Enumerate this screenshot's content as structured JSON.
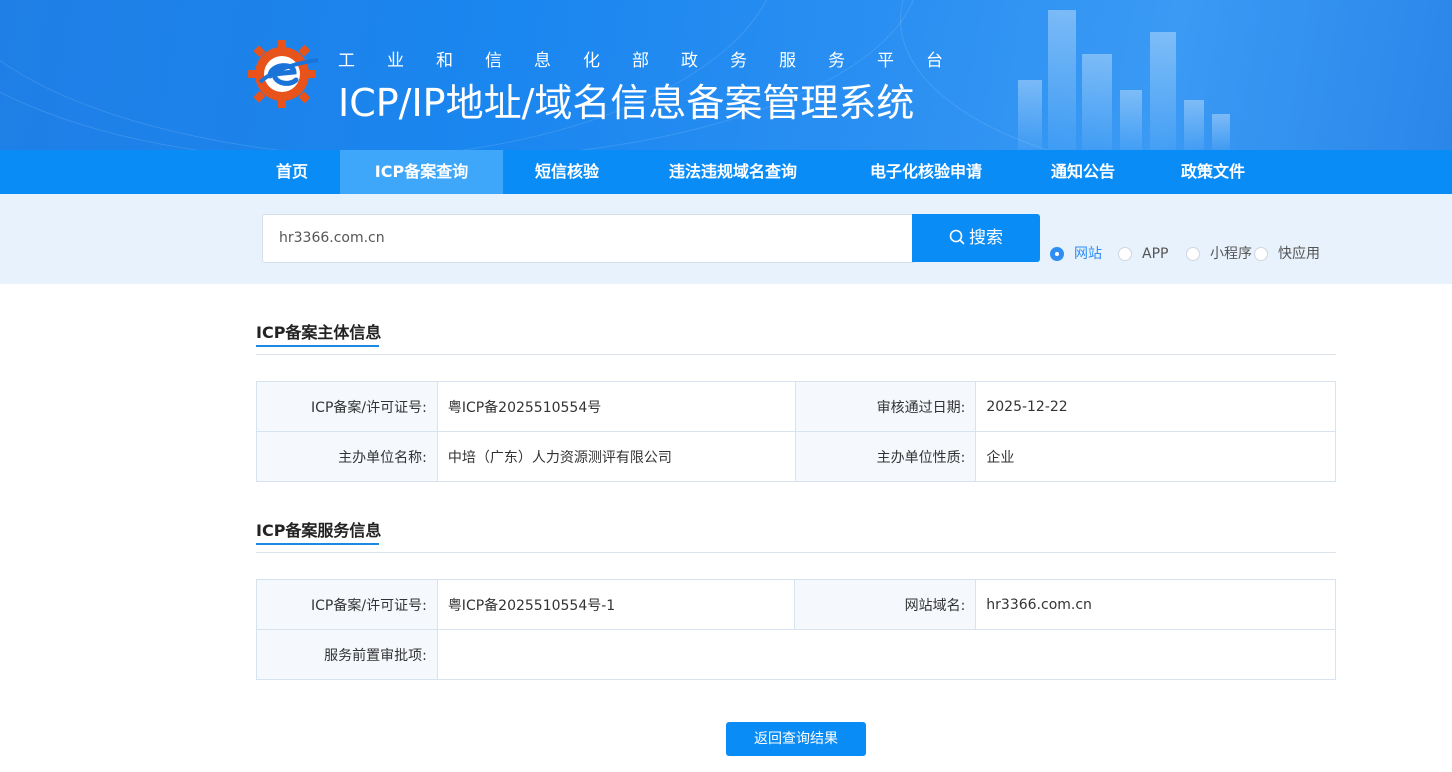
{
  "header": {
    "subtitle": "工业和信息化部政务服务平台",
    "title": "ICP/IP地址/域名信息备案管理系统"
  },
  "nav": {
    "items": [
      {
        "label": "首页"
      },
      {
        "label": "ICP备案查询",
        "active": true
      },
      {
        "label": "短信核验"
      },
      {
        "label": "违法违规域名查询"
      },
      {
        "label": "电子化核验申请"
      },
      {
        "label": "通知公告"
      },
      {
        "label": "政策文件"
      }
    ]
  },
  "search": {
    "value": "hr3366.com.cn",
    "button_label": "搜索",
    "types": [
      {
        "label": "网站",
        "checked": true
      },
      {
        "label": "APP",
        "checked": false
      },
      {
        "label": "小程序",
        "checked": false
      },
      {
        "label": "快应用",
        "checked": false
      }
    ]
  },
  "subject_info": {
    "title": "ICP备案主体信息",
    "rows": [
      {
        "k1": "ICP备案/许可证号:",
        "v1": "粤ICP备2025510554号",
        "k2": "审核通过日期:",
        "v2": "2025-12-22"
      },
      {
        "k1": "主办单位名称:",
        "v1": "中培（广东）人力资源测评有限公司",
        "k2": "主办单位性质:",
        "v2": "企业"
      }
    ]
  },
  "service_info": {
    "title": "ICP备案服务信息",
    "rows": [
      {
        "k1": "ICP备案/许可证号:",
        "v1": "粤ICP备2025510554号-1",
        "k2": "网站域名:",
        "v2": "hr3366.com.cn"
      },
      {
        "k1": "服务前置审批项:",
        "v1": ""
      }
    ]
  },
  "back_button_label": "返回查询结果",
  "colors": {
    "primary": "#0a8cf7",
    "nav_active": "#3ea7f9",
    "search_band": "#e7f2fc"
  }
}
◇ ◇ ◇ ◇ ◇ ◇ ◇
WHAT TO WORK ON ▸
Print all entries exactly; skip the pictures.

ANSWER TO THIS PROBLEM ▸
Enumerate this screenshot's content as structured JSON.
{
  "header": {
    "subtitle": "工业和信息化部政务服务平台",
    "title": "ICP/IP地址/域名信息备案管理系统"
  },
  "nav": {
    "items": [
      {
        "label": "首页"
      },
      {
        "label": "ICP备案查询",
        "active": true
      },
      {
        "label": "短信核验"
      },
      {
        "label": "违法违规域名查询"
      },
      {
        "label": "电子化核验申请"
      },
      {
        "label": "通知公告"
      },
      {
        "label": "政策文件"
      }
    ]
  },
  "search": {
    "value": "hr3366.com.cn",
    "button_label": "搜索",
    "types": [
      {
        "label": "网站",
        "checked": true
      },
      {
        "label": "APP",
        "checked": false
      },
      {
        "label": "小程序",
        "checked": false
      },
      {
        "label": "快应用",
        "checked": false
      }
    ]
  },
  "subject_info": {
    "title": "ICP备案主体信息",
    "rows": [
      {
        "k1": "ICP备案/许可证号:",
        "v1": "粤ICP备2025510554号",
        "k2": "审核通过日期:",
        "v2": "2025-12-22"
      },
      {
        "k1": "主办单位名称:",
        "v1": "中培（广东）人力资源测评有限公司",
        "k2": "主办单位性质:",
        "v2": "企业"
      }
    ]
  },
  "service_info": {
    "title": "ICP备案服务信息",
    "rows": [
      {
        "k1": "ICP备案/许可证号:",
        "v1": "粤ICP备2025510554号-1",
        "k2": "网站域名:",
        "v2": "hr3366.com.cn"
      },
      {
        "k1": "服务前置审批项:",
        "v1": ""
      }
    ]
  },
  "back_button_label": "返回查询结果",
  "colors": {
    "primary": "#0a8cf7",
    "nav_active": "#3ea7f9",
    "search_band": "#e7f2fc"
  }
}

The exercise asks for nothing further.